    • Behavior Modification and Young ADHD children, NIMH
    • Longitudinal Course and Impact of Depression, NIMH
    • Adaptive Treatments for Children with ADHD, IES
    • Parent Mediation of Child Anxiety CBT Outcome, NIMH
    • Development of drug use and abuse in ADHD adolescents, NIDA
    • The Development of Alcohol Use and Abuse in ADHD adolescents, NIAAA
    • A Novel Approach to Stimulant-Induced Weight Suppression and its Impact on Growth, NIMH
    • Postdoctoral Training in Intervention Research for Children with Disruptive Behavior Disorders, IES
    • Psychosocial Mediation Trials and Training of Minority Trainees, NIMH
    • Therapy Specificity and Mediational Effects in Treating Anxious Children, NIMH
    • Effects of Strattera and Behavior Therapy on the School and Home Functioning of Elementary
    • School Children with ADHD, Eli Lilly
    • Novel Multimodal Intervention for Children with ADHD and Impaired Mood, NIMH
    • Designing a Novel Behavioral Treatment Program for Children with Callous-Unemotional Conduct Disorder, NIMH
  • Ethics & Diversity

    Learn More: Diversity Committee, Funding & Training Resources, Campus Resources, Demographics, Diversity in Clinical Science


    We spend significant time, in an ongoing way, considering comprehensive and empirically informed methods by which to train our students on issues of ethics and diversity, as these represent foundational professional competencies of both research and practice that are critical to a successful career in psychological clinical science.
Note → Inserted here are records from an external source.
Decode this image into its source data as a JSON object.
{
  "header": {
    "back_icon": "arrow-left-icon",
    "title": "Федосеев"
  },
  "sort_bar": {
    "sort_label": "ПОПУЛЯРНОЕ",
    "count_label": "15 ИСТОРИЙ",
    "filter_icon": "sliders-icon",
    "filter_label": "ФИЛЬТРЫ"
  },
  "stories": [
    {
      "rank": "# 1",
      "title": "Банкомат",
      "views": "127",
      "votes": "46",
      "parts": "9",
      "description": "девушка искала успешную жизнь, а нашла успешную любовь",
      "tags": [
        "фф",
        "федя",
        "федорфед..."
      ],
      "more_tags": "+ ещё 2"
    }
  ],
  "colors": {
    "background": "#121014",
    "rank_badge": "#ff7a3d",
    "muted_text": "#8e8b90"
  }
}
Ethics is a broad area critical to both patient care (e.g., maintaining awareness of personal bias, managing uncertainty, privacy and confidentiality, team-based decision making and treatment planning, aligning practice with codes of professional conduct) and research activities (e.g., informed consent, representative sampling, inclusion of underrepresented minority groups, culturally meaningful measurement, familiarity and compliance with IRB policies and procedures). Ethical conduct is exemplified by respect for cultural diversity and individual differences that characterize patients, participants, and populations receiving and participating in prevention, treatment, and healthcare services and research.

    Informed by a rich body of literature on ethics and diversity in psychological clinical science, we determined there to be several advantages to integrating training in these areas across multiple courses and throughout multiple years of training, thus providing students important opportunities to advance their knowledge and application of knowledge in an increasingly sophisticated way. In addition, by integrating ethics and diversity across multiple curriculum formats (coursework, practicum, and professional development), students receive opportunities to consider these issues in a variety of ways that include class discourse, clinical supervision, research meetings, and brown bag discussions that expose them to a wide variety of faculty experiences and perspectives, and ongoing opportunities for dialogue in small and large groups. Therefore, ethics and diversity are introduced early and revisited throughout training. Competence related to ethics and diversity is assessed annually with designated course assignments (Year 1: Psychological Clinical Science I, Year 2: Foundation Practicum II, and Year 3: Dissemination and Implementation Research) and upon completion of each advanced practicum through comprehensive student evaluations.

     

  • Policies & Procedures

    For guidance on research, the thesis process, funding and more, visit the Psychology Graduate Resources page, CASE Graduate and the University Graduate School.